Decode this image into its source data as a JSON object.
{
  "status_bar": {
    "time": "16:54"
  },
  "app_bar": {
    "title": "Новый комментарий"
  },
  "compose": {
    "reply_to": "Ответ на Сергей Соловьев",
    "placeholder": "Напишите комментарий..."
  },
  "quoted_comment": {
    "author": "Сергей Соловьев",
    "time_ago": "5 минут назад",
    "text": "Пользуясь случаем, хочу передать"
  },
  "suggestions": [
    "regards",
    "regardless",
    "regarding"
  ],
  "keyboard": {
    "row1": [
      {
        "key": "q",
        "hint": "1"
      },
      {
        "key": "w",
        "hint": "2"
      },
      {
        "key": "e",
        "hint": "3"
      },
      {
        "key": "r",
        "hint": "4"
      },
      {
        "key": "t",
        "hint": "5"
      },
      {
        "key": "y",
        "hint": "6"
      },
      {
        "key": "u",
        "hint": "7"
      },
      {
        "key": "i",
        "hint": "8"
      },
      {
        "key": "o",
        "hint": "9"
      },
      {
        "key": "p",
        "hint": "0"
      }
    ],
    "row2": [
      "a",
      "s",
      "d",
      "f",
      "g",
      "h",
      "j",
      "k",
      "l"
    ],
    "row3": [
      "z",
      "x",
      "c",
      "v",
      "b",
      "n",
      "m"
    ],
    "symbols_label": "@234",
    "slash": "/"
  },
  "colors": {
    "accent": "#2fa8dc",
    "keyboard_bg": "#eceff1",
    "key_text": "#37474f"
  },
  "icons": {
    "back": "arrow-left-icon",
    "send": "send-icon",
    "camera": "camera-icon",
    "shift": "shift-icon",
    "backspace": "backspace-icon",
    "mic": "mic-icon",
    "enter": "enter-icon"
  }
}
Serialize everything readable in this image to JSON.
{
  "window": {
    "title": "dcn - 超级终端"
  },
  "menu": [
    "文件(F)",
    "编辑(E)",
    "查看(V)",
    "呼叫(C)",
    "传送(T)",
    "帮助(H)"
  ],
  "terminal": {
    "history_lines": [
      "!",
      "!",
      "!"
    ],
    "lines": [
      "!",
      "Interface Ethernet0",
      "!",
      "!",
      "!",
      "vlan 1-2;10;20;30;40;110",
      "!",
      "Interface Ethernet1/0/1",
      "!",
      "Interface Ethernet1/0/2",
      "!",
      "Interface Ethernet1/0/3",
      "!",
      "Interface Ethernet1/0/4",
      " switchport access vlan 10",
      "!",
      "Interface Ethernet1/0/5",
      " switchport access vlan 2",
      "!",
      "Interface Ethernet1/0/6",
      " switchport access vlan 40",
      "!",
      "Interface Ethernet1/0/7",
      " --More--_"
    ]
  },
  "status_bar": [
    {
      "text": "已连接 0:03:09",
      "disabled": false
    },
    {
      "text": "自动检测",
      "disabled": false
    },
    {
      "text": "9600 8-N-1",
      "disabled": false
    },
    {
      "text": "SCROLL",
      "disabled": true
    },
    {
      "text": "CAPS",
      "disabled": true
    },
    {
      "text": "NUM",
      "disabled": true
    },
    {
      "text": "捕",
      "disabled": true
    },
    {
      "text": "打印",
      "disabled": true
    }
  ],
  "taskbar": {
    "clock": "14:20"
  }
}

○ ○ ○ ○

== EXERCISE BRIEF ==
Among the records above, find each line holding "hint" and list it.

== WRITTEN SOLUTION ==
        "hint": "1"
        "hint": "2"
        "hint": "3"
        "hint": "4"
        "hint": "5"
        "hint": "6"
        "hint": "7"
        "hint": "8"
        "hint": "9"
        "hint": "0"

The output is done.